Data records:
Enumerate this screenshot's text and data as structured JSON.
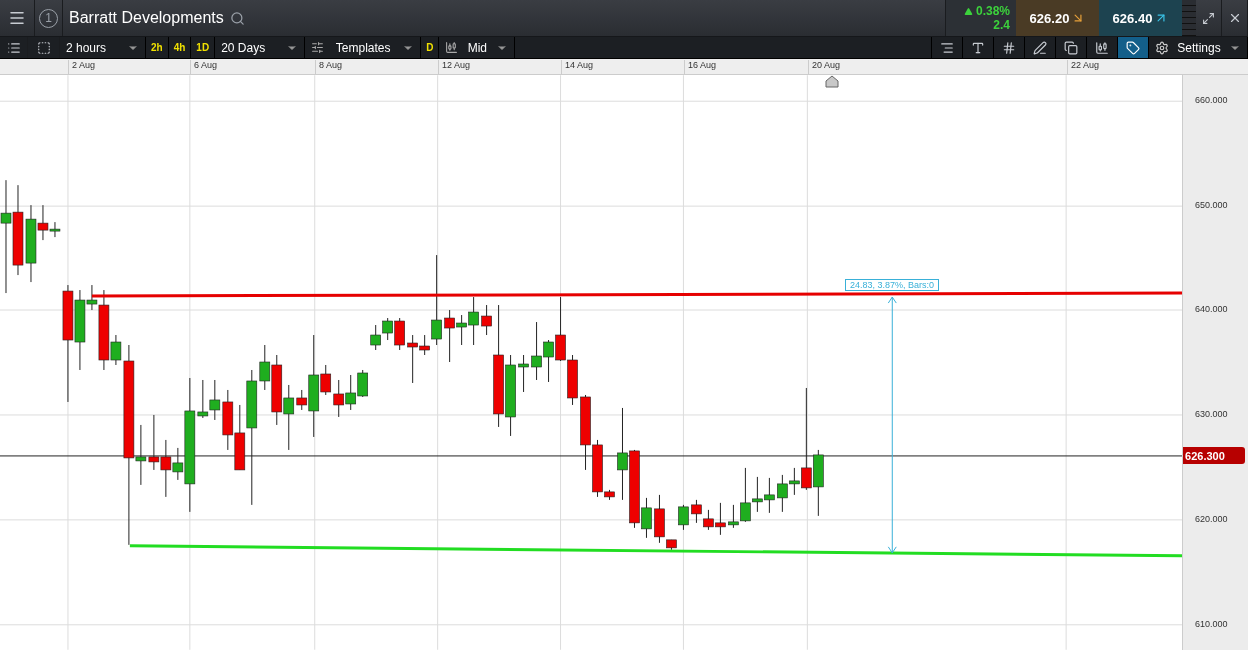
{
  "header": {
    "badge": "1",
    "symbol": "Barratt Developments",
    "change_pct": "0.38%",
    "change": "2.4",
    "sell": "626.20",
    "buy": "626.40"
  },
  "toolbar": {
    "interval": "2 hours",
    "quick_intervals": [
      "2h",
      "4h",
      "1D"
    ],
    "range": "20 Days",
    "templates": "Templates",
    "mode": "D",
    "price_type": "Mid",
    "settings": "Settings",
    "tools": [
      {
        "kind": "scale",
        "selected": false
      },
      {
        "kind": "text",
        "selected": false
      },
      {
        "kind": "grid",
        "selected": false
      },
      {
        "kind": "draw",
        "selected": false
      },
      {
        "kind": "layers",
        "selected": false
      },
      {
        "kind": "candle",
        "selected": false
      },
      {
        "kind": "tag",
        "selected": true
      }
    ]
  },
  "date_axis": [
    "2 Aug",
    "6 Aug",
    "8 Aug",
    "12 Aug",
    "14 Aug",
    "16 Aug",
    "20 Aug",
    "22 Aug"
  ],
  "price_axis": [
    "660.000",
    "650.000",
    "640.000",
    "630.000",
    "620.000",
    "610.000"
  ],
  "current_price": "626.300",
  "measurement": "24.83, 3.87%, Bars:0"
}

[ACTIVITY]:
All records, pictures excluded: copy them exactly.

[SOLVED PROBLEM]:
Enumerate this screenshot's text and data as structured JSON.
{
  "header": {
    "badge": "1",
    "symbol": "Barratt Developments",
    "change_pct": "0.38%",
    "change": "2.4",
    "sell": "626.20",
    "buy": "626.40"
  },
  "toolbar": {
    "interval": "2 hours",
    "quick_intervals": [
      "2h",
      "4h",
      "1D"
    ],
    "range": "20 Days",
    "templates": "Templates",
    "mode": "D",
    "price_type": "Mid",
    "settings": "Settings",
    "tools": [
      {
        "kind": "scale",
        "selected": false
      },
      {
        "kind": "text",
        "selected": false
      },
      {
        "kind": "grid",
        "selected": false
      },
      {
        "kind": "draw",
        "selected": false
      },
      {
        "kind": "layers",
        "selected": false
      },
      {
        "kind": "candle",
        "selected": false
      },
      {
        "kind": "tag",
        "selected": true
      }
    ]
  },
  "date_axis": [
    "2 Aug",
    "6 Aug",
    "8 Aug",
    "12 Aug",
    "14 Aug",
    "16 Aug",
    "20 Aug",
    "22 Aug"
  ],
  "price_axis": [
    "660.000",
    "650.000",
    "640.000",
    "630.000",
    "620.000",
    "610.000"
  ],
  "current_price": "626.300",
  "measurement": "24.83, 3.87%, Bars:0"
}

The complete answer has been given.